▶ [EXERCISE GOAL] Pull every line that includes the word "Safe" out of the data below and copy it.

▶ [SOURCE RECORDS]
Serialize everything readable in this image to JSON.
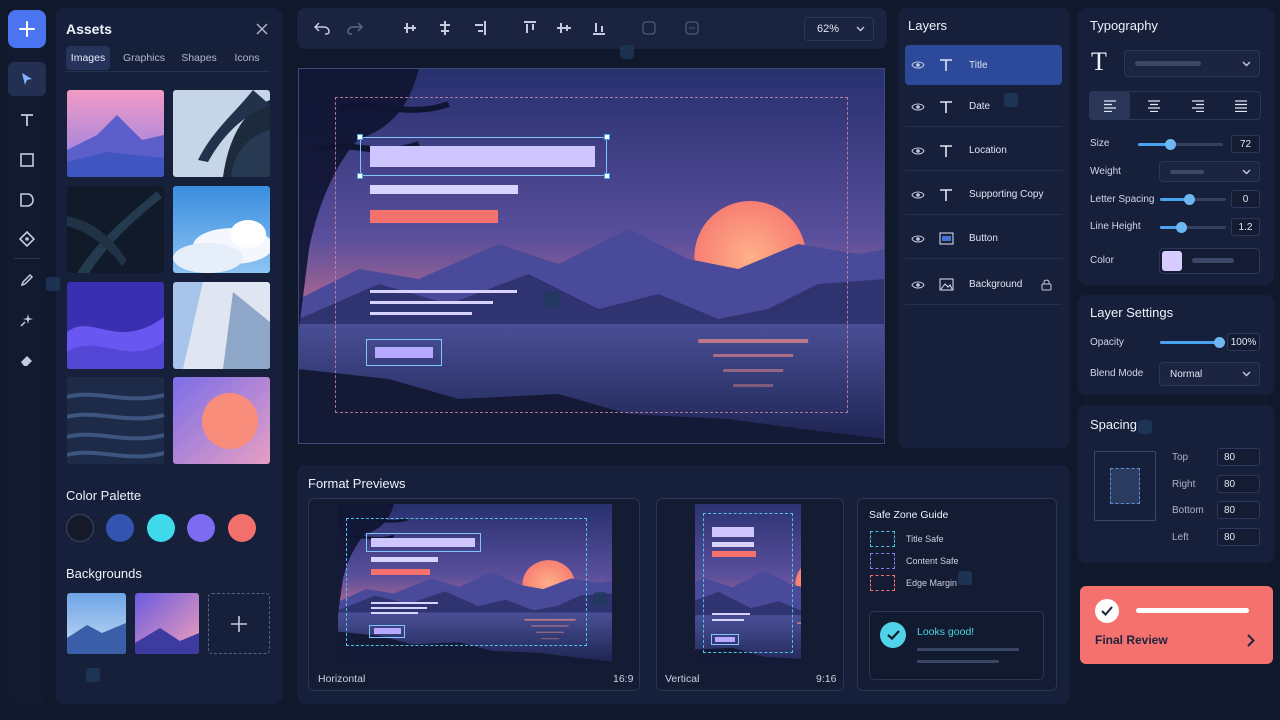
{
  "assets": {
    "title": "Assets",
    "tabs": [
      "Images",
      "Graphics",
      "Shapes",
      "Icons"
    ],
    "color_palette_title": "Color Palette",
    "palette": [
      "#141a2a",
      "#3452b0",
      "#3fd9ec",
      "#7d6cf2",
      "#f26f6b"
    ],
    "backgrounds_title": "Backgrounds"
  },
  "topbar": {
    "zoom": "62%"
  },
  "layers": {
    "title": "Layers",
    "items": [
      "Title",
      "Date",
      "Location",
      "Supporting Copy",
      "Button",
      "Background"
    ]
  },
  "typography": {
    "title": "Typography",
    "size_label": "Size",
    "size_value": "72",
    "size_level": 0.38,
    "weight_label": "Weight",
    "letter_spacing_label": "Letter Spacing",
    "letter_spacing_value": "0",
    "letter_spacing_level": 0.44,
    "line_height_label": "Line Height",
    "line_height_value": "1.2",
    "line_height_level": 0.32,
    "color_label": "Color",
    "color_value": "#d6ccff"
  },
  "layer_settings": {
    "title": "Layer Settings",
    "opacity_label": "Opacity",
    "opacity_value": "100%",
    "opacity_level": 1.0,
    "blend_label": "Blend Mode",
    "blend_value": "Normal"
  },
  "spacing": {
    "title": "Spacing",
    "top_label": "Top",
    "top_value": "80",
    "right_label": "Right",
    "right_value": "80",
    "bottom_label": "Bottom",
    "bottom_value": "80",
    "left_label": "Left",
    "left_value": "80"
  },
  "final_review": {
    "label": "Final Review",
    "color": "#f4716d"
  },
  "formats": {
    "title": "Format Previews",
    "horizontal_label": "Horizontal",
    "horizontal_ratio": "16:9",
    "vertical_label": "Vertical",
    "vertical_ratio": "9:16",
    "guide_title": "Safe Zone Guide",
    "guide_items": [
      "Title Safe",
      "Content Safe",
      "Edge Margin"
    ],
    "looks_good": "Looks good!"
  },
  "colors": {
    "accent": "#4b74f0",
    "selection": "#7fc4ff",
    "coral": "#f4716d",
    "lavender": "#cfc6ff"
  }
}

▶ [EXERCISE RESULT]
    "guide_title": "Safe Zone Guide",
      "Title Safe",
      "Content Safe",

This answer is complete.